### STORED DATA ###
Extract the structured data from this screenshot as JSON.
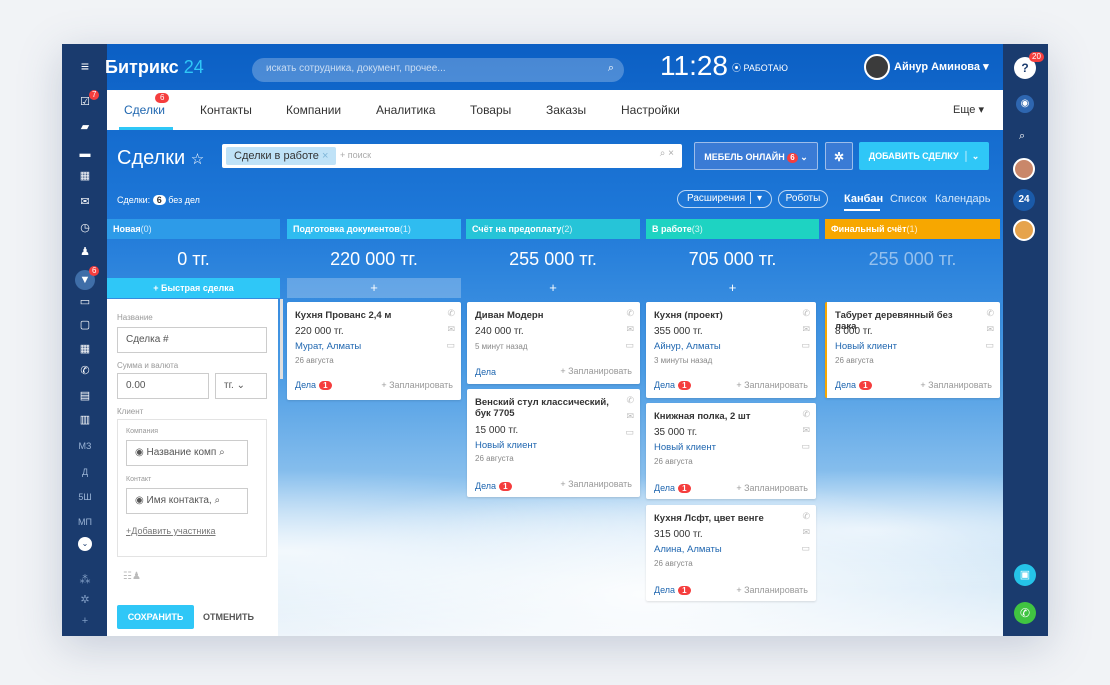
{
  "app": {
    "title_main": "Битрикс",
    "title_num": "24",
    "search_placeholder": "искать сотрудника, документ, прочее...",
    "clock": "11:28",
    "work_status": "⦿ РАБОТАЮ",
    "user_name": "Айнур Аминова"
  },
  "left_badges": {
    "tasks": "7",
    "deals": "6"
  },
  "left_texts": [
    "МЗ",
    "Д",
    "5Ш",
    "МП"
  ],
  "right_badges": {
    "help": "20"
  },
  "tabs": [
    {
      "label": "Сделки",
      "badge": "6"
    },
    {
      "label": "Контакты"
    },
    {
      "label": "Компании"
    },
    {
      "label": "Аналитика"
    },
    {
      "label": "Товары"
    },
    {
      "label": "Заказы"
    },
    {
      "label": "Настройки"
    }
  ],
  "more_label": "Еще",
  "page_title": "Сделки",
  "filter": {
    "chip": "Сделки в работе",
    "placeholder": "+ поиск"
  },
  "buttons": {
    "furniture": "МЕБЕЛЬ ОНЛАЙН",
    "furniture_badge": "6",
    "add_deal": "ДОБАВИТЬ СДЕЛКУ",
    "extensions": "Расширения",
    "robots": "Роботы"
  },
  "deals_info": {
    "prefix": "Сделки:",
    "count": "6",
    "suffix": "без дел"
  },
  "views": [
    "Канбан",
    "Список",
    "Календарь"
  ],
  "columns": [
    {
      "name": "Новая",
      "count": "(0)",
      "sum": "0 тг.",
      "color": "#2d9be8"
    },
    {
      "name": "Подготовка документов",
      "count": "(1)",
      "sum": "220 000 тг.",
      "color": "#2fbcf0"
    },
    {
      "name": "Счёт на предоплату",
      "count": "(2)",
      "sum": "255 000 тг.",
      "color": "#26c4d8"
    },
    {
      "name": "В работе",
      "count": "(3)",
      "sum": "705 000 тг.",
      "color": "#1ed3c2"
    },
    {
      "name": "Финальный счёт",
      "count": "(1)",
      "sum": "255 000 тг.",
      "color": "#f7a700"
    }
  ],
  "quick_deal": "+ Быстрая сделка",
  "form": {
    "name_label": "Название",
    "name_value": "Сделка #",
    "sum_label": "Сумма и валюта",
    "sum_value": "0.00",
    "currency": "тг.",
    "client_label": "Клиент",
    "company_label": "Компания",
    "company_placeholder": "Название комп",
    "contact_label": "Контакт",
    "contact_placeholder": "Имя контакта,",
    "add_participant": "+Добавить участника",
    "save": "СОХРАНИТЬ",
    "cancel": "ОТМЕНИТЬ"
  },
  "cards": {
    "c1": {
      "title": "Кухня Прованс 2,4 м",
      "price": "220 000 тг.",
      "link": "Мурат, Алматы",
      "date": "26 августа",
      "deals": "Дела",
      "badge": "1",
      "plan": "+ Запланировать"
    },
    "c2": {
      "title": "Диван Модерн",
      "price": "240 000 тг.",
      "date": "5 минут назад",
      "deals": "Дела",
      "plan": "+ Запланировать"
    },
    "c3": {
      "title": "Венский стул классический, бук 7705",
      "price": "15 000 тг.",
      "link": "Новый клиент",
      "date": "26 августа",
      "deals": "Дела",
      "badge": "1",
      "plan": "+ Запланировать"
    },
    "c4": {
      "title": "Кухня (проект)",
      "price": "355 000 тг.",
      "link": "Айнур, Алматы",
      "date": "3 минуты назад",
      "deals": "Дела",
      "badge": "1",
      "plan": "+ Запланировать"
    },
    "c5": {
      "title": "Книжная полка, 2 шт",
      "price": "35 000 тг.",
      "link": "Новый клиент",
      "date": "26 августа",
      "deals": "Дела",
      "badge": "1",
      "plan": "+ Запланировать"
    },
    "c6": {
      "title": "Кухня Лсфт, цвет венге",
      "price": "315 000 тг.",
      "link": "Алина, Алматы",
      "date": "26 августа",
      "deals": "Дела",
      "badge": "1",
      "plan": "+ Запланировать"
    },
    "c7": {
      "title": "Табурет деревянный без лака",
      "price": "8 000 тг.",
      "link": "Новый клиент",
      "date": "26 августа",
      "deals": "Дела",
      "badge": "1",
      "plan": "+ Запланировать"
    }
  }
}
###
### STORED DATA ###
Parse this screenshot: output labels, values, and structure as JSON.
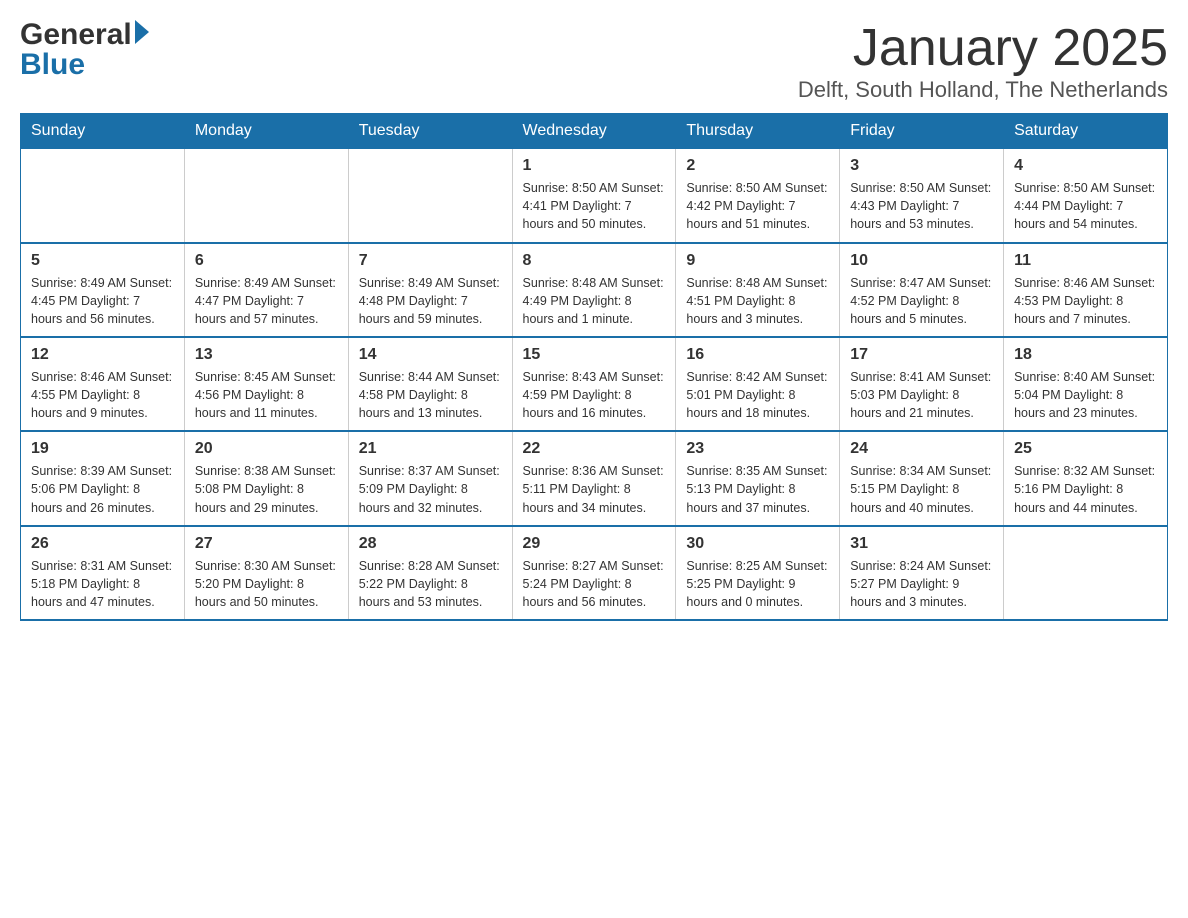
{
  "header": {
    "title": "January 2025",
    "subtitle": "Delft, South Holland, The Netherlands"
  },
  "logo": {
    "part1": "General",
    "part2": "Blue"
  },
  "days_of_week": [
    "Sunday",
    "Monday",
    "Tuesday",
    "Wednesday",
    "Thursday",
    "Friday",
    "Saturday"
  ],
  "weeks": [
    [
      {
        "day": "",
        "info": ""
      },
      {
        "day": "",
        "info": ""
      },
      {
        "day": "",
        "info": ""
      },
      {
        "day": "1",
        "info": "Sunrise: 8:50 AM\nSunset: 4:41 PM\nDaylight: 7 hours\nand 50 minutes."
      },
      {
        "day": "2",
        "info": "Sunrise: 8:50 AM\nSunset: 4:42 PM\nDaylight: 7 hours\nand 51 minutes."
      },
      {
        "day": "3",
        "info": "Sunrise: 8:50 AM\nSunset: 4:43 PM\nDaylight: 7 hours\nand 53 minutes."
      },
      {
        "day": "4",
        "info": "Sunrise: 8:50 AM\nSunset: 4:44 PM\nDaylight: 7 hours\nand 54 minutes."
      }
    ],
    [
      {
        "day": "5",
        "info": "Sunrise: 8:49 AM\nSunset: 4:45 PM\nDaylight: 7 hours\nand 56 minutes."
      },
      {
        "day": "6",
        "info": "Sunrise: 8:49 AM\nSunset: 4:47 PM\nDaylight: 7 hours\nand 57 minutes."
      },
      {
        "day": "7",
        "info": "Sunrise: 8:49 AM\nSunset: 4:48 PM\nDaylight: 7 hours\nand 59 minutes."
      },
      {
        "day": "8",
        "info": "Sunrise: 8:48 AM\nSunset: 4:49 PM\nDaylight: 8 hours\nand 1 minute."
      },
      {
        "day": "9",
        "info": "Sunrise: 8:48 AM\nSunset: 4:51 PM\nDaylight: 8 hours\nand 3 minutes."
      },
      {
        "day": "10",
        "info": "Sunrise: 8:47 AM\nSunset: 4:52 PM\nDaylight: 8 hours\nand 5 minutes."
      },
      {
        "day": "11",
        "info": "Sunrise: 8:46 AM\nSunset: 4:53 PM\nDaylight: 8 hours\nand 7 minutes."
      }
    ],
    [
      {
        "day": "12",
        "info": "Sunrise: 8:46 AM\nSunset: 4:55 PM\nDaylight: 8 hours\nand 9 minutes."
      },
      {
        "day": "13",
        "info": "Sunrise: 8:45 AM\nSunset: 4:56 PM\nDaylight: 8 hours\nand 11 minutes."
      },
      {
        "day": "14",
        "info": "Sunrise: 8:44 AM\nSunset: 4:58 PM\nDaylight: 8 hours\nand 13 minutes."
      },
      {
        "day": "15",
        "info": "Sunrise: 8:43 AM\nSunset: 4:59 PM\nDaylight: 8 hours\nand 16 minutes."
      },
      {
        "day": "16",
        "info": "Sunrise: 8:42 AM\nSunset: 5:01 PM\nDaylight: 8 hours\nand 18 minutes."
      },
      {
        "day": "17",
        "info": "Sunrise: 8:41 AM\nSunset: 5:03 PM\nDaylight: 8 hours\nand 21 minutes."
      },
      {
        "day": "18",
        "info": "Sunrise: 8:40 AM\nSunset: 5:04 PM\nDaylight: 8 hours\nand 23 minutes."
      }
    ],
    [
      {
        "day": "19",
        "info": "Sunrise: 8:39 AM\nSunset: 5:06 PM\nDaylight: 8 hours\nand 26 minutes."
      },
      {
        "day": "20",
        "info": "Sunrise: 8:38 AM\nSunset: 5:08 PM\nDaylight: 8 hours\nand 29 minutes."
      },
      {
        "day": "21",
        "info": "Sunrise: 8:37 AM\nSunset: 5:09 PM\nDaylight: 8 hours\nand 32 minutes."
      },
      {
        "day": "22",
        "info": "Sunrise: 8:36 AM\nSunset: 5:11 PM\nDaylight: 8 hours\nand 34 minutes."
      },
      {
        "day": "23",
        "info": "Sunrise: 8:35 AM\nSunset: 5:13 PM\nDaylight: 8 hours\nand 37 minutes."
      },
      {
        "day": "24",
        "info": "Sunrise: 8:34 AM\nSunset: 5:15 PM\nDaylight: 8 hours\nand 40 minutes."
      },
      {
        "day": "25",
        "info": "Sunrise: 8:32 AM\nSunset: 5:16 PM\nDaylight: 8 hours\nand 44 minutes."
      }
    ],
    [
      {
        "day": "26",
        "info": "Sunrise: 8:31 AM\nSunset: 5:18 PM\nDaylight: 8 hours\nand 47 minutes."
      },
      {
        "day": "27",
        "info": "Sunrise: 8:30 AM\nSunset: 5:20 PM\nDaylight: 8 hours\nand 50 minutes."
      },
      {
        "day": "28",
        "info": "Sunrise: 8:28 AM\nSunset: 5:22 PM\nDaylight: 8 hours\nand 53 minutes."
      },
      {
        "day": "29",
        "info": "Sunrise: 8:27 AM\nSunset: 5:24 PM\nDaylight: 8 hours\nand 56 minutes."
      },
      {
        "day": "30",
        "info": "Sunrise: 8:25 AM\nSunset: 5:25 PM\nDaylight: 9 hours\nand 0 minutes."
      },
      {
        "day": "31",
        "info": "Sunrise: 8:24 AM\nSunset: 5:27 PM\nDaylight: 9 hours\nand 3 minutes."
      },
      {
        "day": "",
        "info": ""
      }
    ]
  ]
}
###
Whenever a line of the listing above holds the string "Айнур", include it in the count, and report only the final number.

PROBLEM SOLUTION →
2